# RECORDS SUPPLIED
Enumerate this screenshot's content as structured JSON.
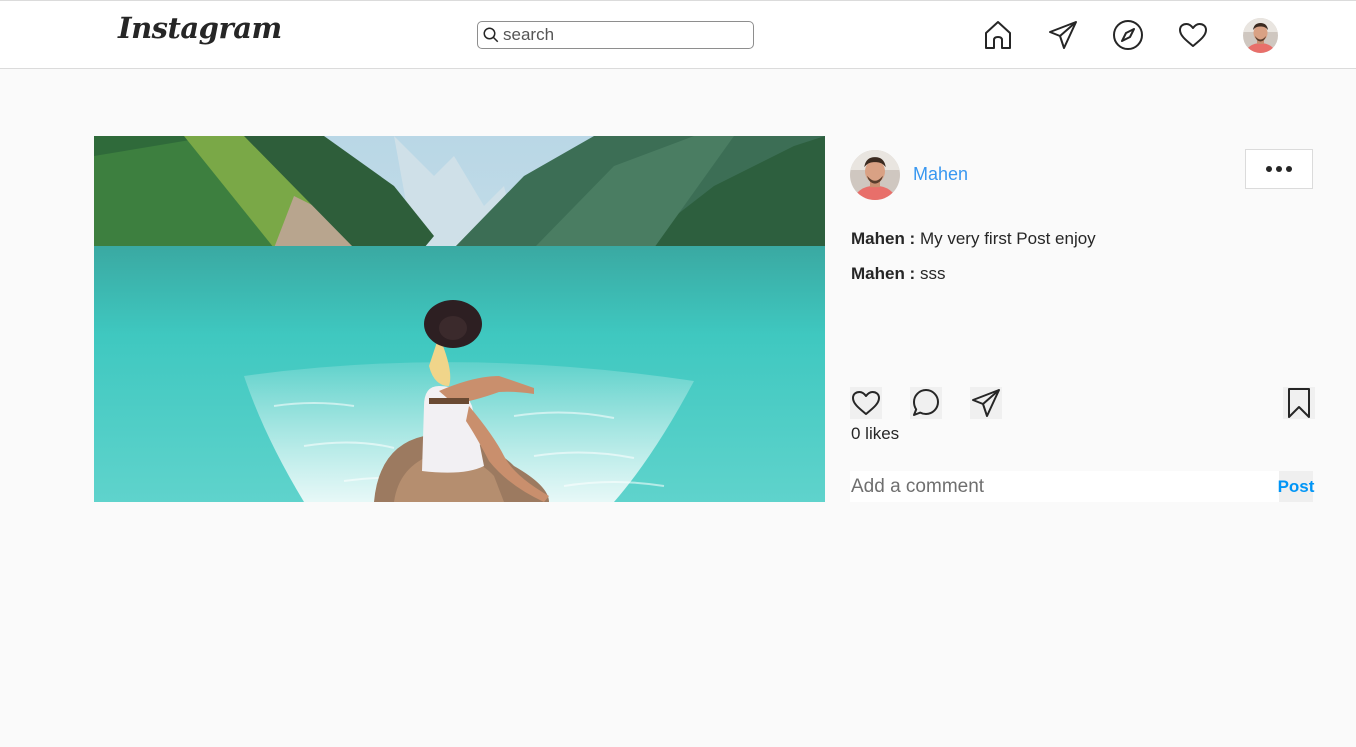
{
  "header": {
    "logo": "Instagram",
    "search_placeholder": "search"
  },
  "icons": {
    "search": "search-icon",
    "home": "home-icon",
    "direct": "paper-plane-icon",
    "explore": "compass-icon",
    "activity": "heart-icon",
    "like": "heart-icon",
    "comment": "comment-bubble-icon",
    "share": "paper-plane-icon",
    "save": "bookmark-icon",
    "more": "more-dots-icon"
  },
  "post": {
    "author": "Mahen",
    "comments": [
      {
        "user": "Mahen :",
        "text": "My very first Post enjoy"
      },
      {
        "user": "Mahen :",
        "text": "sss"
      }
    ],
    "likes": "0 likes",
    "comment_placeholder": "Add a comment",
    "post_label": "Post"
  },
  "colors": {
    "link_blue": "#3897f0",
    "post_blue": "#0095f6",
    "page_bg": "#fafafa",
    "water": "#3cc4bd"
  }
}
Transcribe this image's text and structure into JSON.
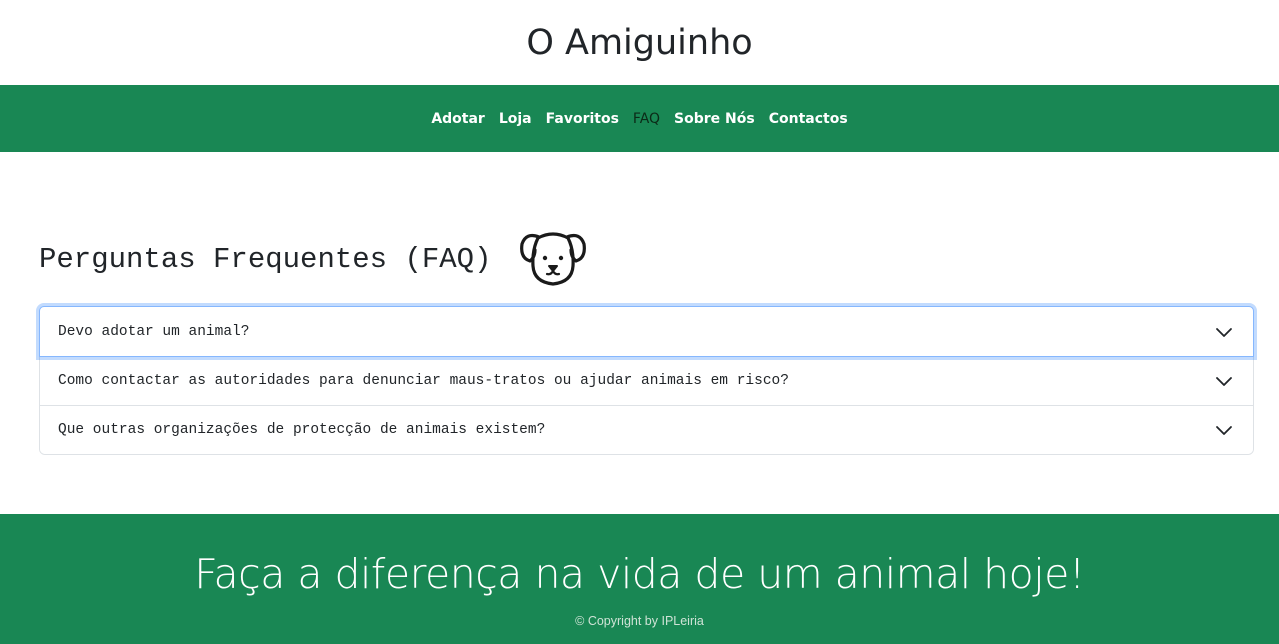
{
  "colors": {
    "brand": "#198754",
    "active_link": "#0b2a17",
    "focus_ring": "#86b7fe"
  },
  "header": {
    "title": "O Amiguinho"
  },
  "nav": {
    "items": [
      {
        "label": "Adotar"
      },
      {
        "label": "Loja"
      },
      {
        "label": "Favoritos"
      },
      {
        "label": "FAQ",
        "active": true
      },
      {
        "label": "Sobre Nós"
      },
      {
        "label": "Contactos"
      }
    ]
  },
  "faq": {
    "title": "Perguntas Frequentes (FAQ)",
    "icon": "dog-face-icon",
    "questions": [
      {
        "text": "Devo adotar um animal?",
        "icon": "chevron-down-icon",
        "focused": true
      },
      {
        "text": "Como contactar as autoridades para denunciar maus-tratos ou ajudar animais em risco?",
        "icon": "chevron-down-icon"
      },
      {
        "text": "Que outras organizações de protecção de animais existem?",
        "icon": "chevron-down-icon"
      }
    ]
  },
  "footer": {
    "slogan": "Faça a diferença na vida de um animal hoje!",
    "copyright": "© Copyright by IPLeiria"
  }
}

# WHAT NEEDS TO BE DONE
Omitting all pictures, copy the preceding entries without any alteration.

# YOUR SOLUTION
Enumerate this screenshot's content as structured JSON.
{
  "header": {
    "logo": "Instagram",
    "search_placeholder": "search"
  },
  "icons": {
    "search": "search-icon",
    "home": "home-icon",
    "direct": "paper-plane-icon",
    "explore": "compass-icon",
    "activity": "heart-icon",
    "like": "heart-icon",
    "comment": "comment-bubble-icon",
    "share": "paper-plane-icon",
    "save": "bookmark-icon",
    "more": "more-dots-icon"
  },
  "post": {
    "author": "Mahen",
    "comments": [
      {
        "user": "Mahen :",
        "text": "My very first Post enjoy"
      },
      {
        "user": "Mahen :",
        "text": "sss"
      }
    ],
    "likes": "0 likes",
    "comment_placeholder": "Add a comment",
    "post_label": "Post"
  },
  "colors": {
    "link_blue": "#3897f0",
    "post_blue": "#0095f6",
    "page_bg": "#fafafa",
    "water": "#3cc4bd"
  }
}
Transcribe this image's text and structure into JSON.
{
  "colors": {
    "brand": "#198754",
    "active_link": "#0b2a17",
    "focus_ring": "#86b7fe"
  },
  "header": {
    "title": "O Amiguinho"
  },
  "nav": {
    "items": [
      {
        "label": "Adotar"
      },
      {
        "label": "Loja"
      },
      {
        "label": "Favoritos"
      },
      {
        "label": "FAQ",
        "active": true
      },
      {
        "label": "Sobre Nós"
      },
      {
        "label": "Contactos"
      }
    ]
  },
  "faq": {
    "title": "Perguntas Frequentes (FAQ)",
    "icon": "dog-face-icon",
    "questions": [
      {
        "text": "Devo adotar um animal?",
        "icon": "chevron-down-icon",
        "focused": true
      },
      {
        "text": "Como contactar as autoridades para denunciar maus-tratos ou ajudar animais em risco?",
        "icon": "chevron-down-icon"
      },
      {
        "text": "Que outras organizações de protecção de animais existem?",
        "icon": "chevron-down-icon"
      }
    ]
  },
  "footer": {
    "slogan": "Faça a diferença na vida de um animal hoje!",
    "copyright": "© Copyright by IPLeiria"
  }
}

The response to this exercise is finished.